(Dataset rows for apps and sites)
--
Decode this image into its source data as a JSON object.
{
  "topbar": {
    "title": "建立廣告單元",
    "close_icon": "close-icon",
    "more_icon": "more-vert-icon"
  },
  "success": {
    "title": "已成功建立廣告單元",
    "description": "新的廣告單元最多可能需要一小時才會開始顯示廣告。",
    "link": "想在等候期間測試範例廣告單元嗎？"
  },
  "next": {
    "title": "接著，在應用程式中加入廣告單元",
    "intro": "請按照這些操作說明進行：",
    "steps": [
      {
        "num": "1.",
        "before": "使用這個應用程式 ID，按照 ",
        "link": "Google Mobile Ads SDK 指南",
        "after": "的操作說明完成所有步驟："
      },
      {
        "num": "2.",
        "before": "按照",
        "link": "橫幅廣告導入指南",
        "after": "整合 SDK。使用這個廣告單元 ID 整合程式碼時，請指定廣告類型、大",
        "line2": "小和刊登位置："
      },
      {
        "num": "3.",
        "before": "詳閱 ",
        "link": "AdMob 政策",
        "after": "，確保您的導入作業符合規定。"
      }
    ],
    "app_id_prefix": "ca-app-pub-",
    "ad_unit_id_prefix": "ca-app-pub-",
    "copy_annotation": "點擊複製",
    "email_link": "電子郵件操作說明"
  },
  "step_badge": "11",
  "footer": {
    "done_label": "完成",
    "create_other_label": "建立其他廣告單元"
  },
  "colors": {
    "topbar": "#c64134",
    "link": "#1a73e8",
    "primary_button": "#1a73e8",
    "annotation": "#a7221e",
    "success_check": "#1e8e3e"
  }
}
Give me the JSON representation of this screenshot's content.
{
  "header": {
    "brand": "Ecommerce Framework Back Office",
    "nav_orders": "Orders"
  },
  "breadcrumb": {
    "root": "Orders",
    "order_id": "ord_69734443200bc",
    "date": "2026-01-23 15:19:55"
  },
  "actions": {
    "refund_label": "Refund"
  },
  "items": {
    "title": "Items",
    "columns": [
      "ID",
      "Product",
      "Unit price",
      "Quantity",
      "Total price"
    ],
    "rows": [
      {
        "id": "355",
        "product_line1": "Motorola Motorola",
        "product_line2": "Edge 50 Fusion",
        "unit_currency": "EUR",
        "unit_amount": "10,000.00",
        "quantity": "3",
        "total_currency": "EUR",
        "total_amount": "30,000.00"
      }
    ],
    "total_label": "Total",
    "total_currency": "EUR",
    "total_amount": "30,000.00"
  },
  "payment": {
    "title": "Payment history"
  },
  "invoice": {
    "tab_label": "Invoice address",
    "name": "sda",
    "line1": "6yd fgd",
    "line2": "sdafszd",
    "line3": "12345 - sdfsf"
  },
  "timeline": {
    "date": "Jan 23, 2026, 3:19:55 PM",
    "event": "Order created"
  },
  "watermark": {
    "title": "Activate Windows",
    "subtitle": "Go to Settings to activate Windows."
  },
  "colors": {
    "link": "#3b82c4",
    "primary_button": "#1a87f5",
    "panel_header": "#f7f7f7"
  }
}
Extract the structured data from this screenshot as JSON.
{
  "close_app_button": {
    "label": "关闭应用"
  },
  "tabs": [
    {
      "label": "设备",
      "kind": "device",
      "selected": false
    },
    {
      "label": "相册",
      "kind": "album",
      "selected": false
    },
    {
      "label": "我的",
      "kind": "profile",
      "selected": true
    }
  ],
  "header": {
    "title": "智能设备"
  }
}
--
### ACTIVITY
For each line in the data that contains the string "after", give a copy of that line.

### EXERCISE OUTPUT
        "after": "的操作說明完成所有步驟："
        "after": "整合 SDK。使用這個廣告單元 ID 整合程式碼時，請指定廣告類型、大",
        "after": "，確保您的導入作業符合規定。"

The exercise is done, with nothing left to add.